How can we take any of this serious if no one is going to do a perp walk? How can Wall Street take anyone serious if they only get to settle these fraudulent acts?
Reuters On The Case-
It would be so easy to be cynical about the suit New York Attorney General Eric Schneiderman brought Monday night against JPMorgan Chase, seeking to hold the bank liable for the alleged mortgage securitization fraud committed by Bear Stearns before JPMorgan acquired Bear in March 2008. I could start with the political expediency of the 31-page complaint, which, on the eve of the first presidential debate, provides the Obama administration with an answer to critics who have accused regulators of going easy on big banks. Indeed, the case is so politically charged that, according to Reuters, Schneiderman’s federal colleagues on the administration’s mortgage fraud task force were peeved that the New York AG filed the suit Monday, ahead of a joint federal-state press conference Tuesday.
Then, of course, there’s the content of the complaint. I’ve been carping for a long time that regulators were years behind lawyers representing bond insurers and private investors in mortgage-backed securities. Beginning in 2008 and 2009, private lawyers marshaled evidence from their own discovery and, later, from Congress’s Financial Crisis Inquiry Commission Report and the Levin-Coburn Report to produce damning, detailed complaints against JPMorgan and the other banks involved in securitization. The New York AG’s new complaint cited the FCIC report and the JPMorgan suit filed in August 2011 by the Federal Housing Finance Agency, but the AG really owes his biggest debt of gratitude to the monolines Ambac, Syncora and Assured Guaranty and their counsel at Patterson Belknap Webb & Tyler.

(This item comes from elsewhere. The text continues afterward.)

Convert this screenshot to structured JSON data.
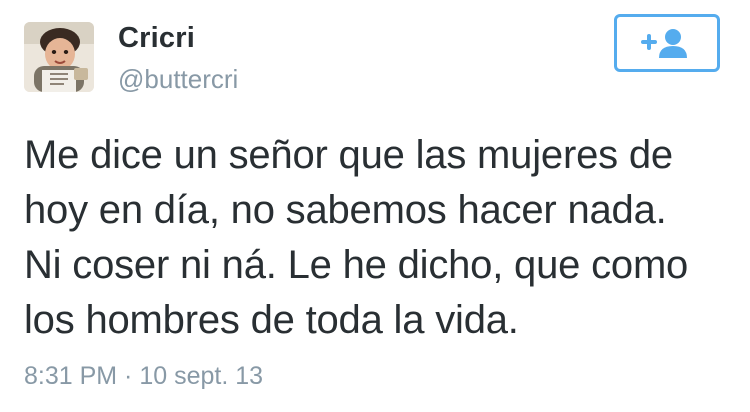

Patterson has been relentless in its pursuit of Bear Stearns and, by extension, JPMorgan. Just look at the amended complaint Ambac filed in New York State Supreme Court in February 2011 against JPMorgan and the Bear mortgage arm, EMC. It’s 160 pages of brutal accusation, documenting the same theories put forth by the New York AG — but in much more detail.